September 22, 2010

A law of nature

Charles Darwin's ideas of evolution by means of natural selection were first taken up (with many misunderstandings) by those on the political right. Part of the reason for this was that early expositions of Darwinism emphasized competition. It would take a while for evolutionary biologists to look at the other side of the equation by investigating cooperation and altruism.

More to the point, in the Gilded Age, robber barons and financial aristocrats found in them a great rationalization for their own wealth and power.

Steel magnate Andrew Carnegie wrote that while capitalist competition may harm some individuals, "it is best for the race, because it insures the survival of the fittest in every department."

(That phrase "survival of the fittest," by the way, has its origin in the writings of British philosopher Herbert Spencer rather than Darwin himself.)

In a similar vein, John D. Rockefeller Jr. wrote that

The growth of large business is merely a survival of the fittest...This is not an evil tendency in business. It is merely the working our of a law of nature and a law of God.

As the Church Lady would say on the old Saturday Night Live, "Isn't that convenient?"

SPEAKING OF EVOLUTION, this article suggests that our relationships with animals helped make us human.

FORECLOSURES. Here's Dean Baker and what the government could do about the foreclosure crisis but isn't (so far).

FUN LIST. From The Nation, here's a list of the 50 most influential progressive leaders of the 20th century.

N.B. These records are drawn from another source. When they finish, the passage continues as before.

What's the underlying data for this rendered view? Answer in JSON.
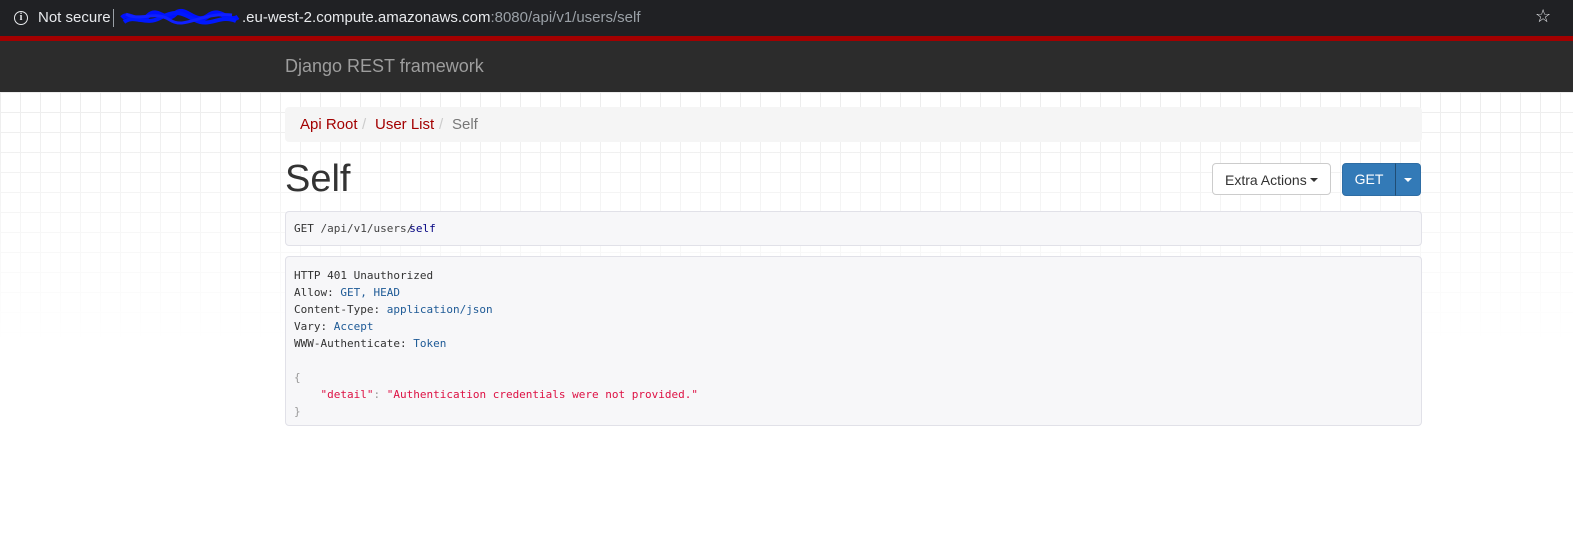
{
  "browser": {
    "security_label": "Not secure",
    "url_host": ".eu-west-2.compute.amazonaws.com",
    "url_path": ":8080/api/v1/users/self",
    "icons": {
      "info": "info-icon",
      "bookmark": "star-icon"
    }
  },
  "navbar": {
    "brand": "Django REST framework"
  },
  "breadcrumb": {
    "items": [
      {
        "label": "Api Root"
      },
      {
        "label": "User List"
      },
      {
        "label": "Self"
      }
    ],
    "separator": "/"
  },
  "page": {
    "title": "Self"
  },
  "buttons": {
    "extra_actions": "Extra Actions",
    "get": "GET"
  },
  "request": {
    "method": "GET",
    "path": "/api/v1/users/",
    "path_end": "self"
  },
  "response": {
    "status": "HTTP 401 Unauthorized",
    "headers": [
      {
        "name": "Allow:",
        "value": "GET, HEAD"
      },
      {
        "name": "Content-Type:",
        "value": "application/json"
      },
      {
        "name": "Vary:",
        "value": "Accept"
      },
      {
        "name": "WWW-Authenticate:",
        "value": "Token"
      }
    ],
    "body_open": "{",
    "body_key": "\"detail\"",
    "body_colon": ": ",
    "body_value": "\"Authentication credentials were not provided.\"",
    "body_close": "}"
  },
  "colors": {
    "accent": "#a30000",
    "primary": "#337ab7",
    "navbar": "#2c2c2c"
  }
}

CHARLOTTE'S WEB ON STEROIDS. A spider in Madagascar weaves the world's biggest webs with the toughest natural material yet discovered.


No comments: